Kapampangan Tosilog

Kapampangan Tosilog

Hello Everyone! How was your day today? Or if you are just about to start your day, I hope you have a great ahead! I thought I’d start tonight’s post a little different, as I seem to either always apologising for something or delving right into the recipe. Anyway, I had a productive day(?) I’m not sure if going into the city and doing some window-shopping count as being productive *cheeky grin*

Tocino, just like Beef Tapa and Longganisa, are staples that are native to the Philippines. Tocino is basically sweet cured pork, with similar ways of preparation to that of ham and bacon, although beef and chicken can often be used as alternatives. It is sweet and savoury in taste and artificially reddish in colour to make it look more appetising. Of course, the addition of red food colouring is optional, as it does not affect the overall taste of the meat.

Though tocino is usually eaten for breakfast such as tosilog, it has been a famous Filipino ‘anytime’ food because it is readily available in almost every grocery store and can be consumed at any time of the day. We usually have tosilog for dinner – I mean who can say no to breakfast for dinner?

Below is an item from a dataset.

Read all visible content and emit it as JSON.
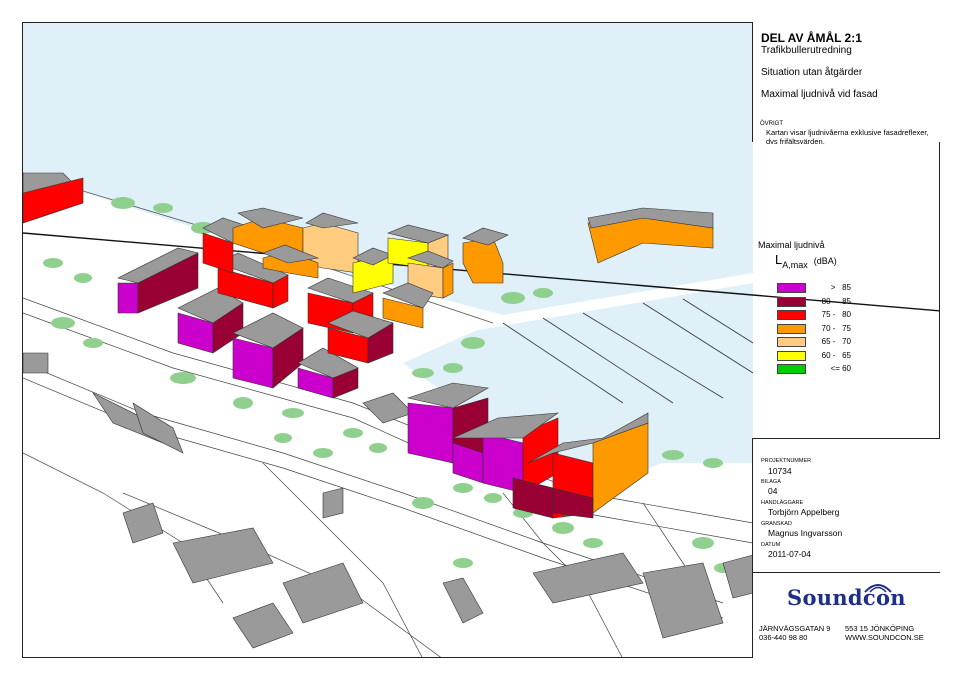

The process of making tocino varies from different regions of the Philippines – my favourite would definitely have to be the Kapampangan way in which boast “The Original Tocino” makers. The more popular kind of tocino, which we’ve already established is sweet, Kapampangans have a special kind called Pindang which has an added tanginess to it. In addition, to achieve that soft and tender meat, Kapampangans mix all the ingredients together by hand for a whopping 3 to 5 hours! It is then left covered overnight at room temperature to ferment before putting it in the fridge to cure.

The original recipe for making your own homemade pork tocino, Kapampangan style, can be found over on Foxy Folksy.

Kapampangan Tosilog


*If making your own homemade tocino, allow for up to 2 days preparation before proceeding to dish up a Tosilog dish for breakfast


For the tocino marinade

  • 1kg pork butt, shoulder, ham or belly, cut into 1/4 inch thin slices
  • 3/4 cup brown sugar
  • 1/4 cup pineapple juice
  • 3 cloves garlic, finely minced
  • 2 tbsp rice vinegar
  • 1 & 1/2 tbsp salt
  • 1 tbsp light soy sauce
  • 1/2 tbsp freshly ground black pepper
  • Natural red food colour (optional)

To serve with

  • Garlicky fried rice or steamed rice
  • Fried sunny-side up egg
  • Spicy vinegar


If using store-bought tocino, skip ahead to step 5

  1. In a large mixing bowl. Add all the ingredients for the tocino marinade except for the pork slices. Mix the ingredients together until will combined.
  2. Add the pork slices into the marinade and mix by hand for up to an hour, or more if you have the patience to do so. Don’t forget to use gloves to avoid stained hands!
  3. Once done with the mixing, transfer the pork to a container with a cover and let it sit overnight on the countertop.
  4. Mix pork around for a couple of times more before placing it in the fridge to cure for 24 hours or up to 3 days. It can be frozen afterwards and stored for longer (up to 3 months).
  5. Now that you’ve acquired the knack of making your own tocino (or no shame in just getting store-bought ones), it’s time to cook it!
  6. Add about 2 cups of water (or just enough to cover the meat) and 1/4 cup of cooking oil into a large frying pan together with the pork tocino slices. Boil over high heat. The process of boiling further tenderises the meat while cooking.
  7. When the water evaporates, the cooking oil will be left, instantly frying the meat. Turn the meat over after a few minutes of frying to cook evenly on all sides.
  8. Serve hot with garlicky fried rice or steamed rice and fried egg – browned and crispy on the edges with a golden liquidy yolk is how I like my fried eggs. In addition, it tastes best when dipped in spicy vinegar!

Kapampangan Tosilog

Kapampangan Tosilog

Just a word of advice before I leave it here for tonight – it is indefinitely hard to resist the taste of good cured meat but moderate consumption is recommendable. We want to avoid too much intake as it can still affect our health in the long run. Try to limit your servings of pork tocino to at least once or twice a month.


– Ally xx